WHAT YOU NEED TO DO:
Filter this material down to the lines that hold "товары", copying each one.
+++
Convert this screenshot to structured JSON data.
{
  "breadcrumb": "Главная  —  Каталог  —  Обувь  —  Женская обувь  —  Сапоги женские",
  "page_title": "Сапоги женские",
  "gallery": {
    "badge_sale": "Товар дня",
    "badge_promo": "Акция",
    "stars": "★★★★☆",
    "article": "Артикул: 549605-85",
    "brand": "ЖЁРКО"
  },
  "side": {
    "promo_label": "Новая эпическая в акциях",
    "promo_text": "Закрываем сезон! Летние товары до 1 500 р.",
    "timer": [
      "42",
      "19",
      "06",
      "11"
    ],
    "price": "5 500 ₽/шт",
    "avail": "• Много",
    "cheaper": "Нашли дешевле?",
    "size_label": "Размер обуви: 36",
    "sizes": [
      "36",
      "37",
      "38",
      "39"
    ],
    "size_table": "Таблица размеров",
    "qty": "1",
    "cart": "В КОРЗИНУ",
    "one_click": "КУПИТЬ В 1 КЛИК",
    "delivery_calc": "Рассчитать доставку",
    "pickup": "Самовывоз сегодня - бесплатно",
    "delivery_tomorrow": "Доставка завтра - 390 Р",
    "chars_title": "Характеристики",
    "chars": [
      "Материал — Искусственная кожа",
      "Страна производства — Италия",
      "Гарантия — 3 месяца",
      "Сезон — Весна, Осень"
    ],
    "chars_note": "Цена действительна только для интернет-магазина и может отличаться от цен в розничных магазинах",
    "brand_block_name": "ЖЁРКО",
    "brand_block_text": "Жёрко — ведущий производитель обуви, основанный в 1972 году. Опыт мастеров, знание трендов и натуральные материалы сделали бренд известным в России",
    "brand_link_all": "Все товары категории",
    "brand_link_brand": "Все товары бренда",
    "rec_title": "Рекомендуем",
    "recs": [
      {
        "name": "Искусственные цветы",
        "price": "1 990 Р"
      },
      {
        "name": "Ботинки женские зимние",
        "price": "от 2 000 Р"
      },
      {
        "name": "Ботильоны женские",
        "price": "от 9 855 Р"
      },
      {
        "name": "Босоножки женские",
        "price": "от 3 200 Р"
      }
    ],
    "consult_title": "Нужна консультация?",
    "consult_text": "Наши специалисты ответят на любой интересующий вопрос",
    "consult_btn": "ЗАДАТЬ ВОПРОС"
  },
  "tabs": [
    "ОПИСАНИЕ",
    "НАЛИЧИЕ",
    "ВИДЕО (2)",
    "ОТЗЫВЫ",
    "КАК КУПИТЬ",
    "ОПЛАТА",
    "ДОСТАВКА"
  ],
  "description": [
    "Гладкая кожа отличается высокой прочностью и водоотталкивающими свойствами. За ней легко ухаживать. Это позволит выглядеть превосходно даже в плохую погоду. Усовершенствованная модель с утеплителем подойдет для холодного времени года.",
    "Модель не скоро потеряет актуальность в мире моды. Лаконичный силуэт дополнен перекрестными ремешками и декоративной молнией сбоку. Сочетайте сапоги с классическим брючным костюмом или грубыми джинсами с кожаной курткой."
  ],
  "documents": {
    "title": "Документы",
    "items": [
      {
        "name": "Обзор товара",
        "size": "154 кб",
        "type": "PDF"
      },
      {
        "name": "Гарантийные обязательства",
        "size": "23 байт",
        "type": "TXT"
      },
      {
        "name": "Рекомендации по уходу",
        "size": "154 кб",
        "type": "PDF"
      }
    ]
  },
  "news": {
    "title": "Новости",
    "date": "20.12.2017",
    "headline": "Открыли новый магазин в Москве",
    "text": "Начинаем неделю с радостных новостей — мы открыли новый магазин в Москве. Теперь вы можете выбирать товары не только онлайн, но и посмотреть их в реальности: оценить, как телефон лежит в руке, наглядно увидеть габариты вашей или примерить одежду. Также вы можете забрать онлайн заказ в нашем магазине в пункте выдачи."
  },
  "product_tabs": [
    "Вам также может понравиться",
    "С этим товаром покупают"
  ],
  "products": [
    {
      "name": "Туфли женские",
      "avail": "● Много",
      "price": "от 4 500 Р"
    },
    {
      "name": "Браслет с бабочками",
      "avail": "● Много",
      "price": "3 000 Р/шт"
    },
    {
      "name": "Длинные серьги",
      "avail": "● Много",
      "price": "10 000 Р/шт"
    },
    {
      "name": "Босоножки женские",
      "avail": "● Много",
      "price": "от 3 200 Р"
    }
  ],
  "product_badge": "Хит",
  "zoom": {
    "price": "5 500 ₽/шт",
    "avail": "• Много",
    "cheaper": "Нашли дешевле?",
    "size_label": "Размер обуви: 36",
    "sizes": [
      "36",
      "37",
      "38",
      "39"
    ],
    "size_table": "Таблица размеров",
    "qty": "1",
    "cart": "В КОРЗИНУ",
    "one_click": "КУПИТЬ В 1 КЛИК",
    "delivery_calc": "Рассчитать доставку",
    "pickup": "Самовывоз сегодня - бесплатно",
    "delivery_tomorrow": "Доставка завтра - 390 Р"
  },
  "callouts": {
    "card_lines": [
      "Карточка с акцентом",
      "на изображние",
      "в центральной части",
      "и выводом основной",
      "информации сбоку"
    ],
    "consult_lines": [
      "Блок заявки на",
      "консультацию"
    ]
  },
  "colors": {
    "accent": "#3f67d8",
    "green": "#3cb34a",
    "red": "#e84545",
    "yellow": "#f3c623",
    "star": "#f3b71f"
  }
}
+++
ANSWER TO THIS EXERCISE:
    "promo_text": "Закрываем сезон! Летние товары до 1 500 р.",
    "brand_link_all": "Все товары категории",
    "brand_link_brand": "Все товары бренда",
    "text": "Начинаем неделю с радостных новостей — мы открыли новый магазин в Москве. Теперь вы можете выбирать товары не только онлайн, но и посмотреть их в реальности: оценить, как телефон лежит в руке, наглядно увидеть габариты вашей или примерить одежду. Также вы можете забрать онлайн заказ в нашем магазине в пункте выдачи."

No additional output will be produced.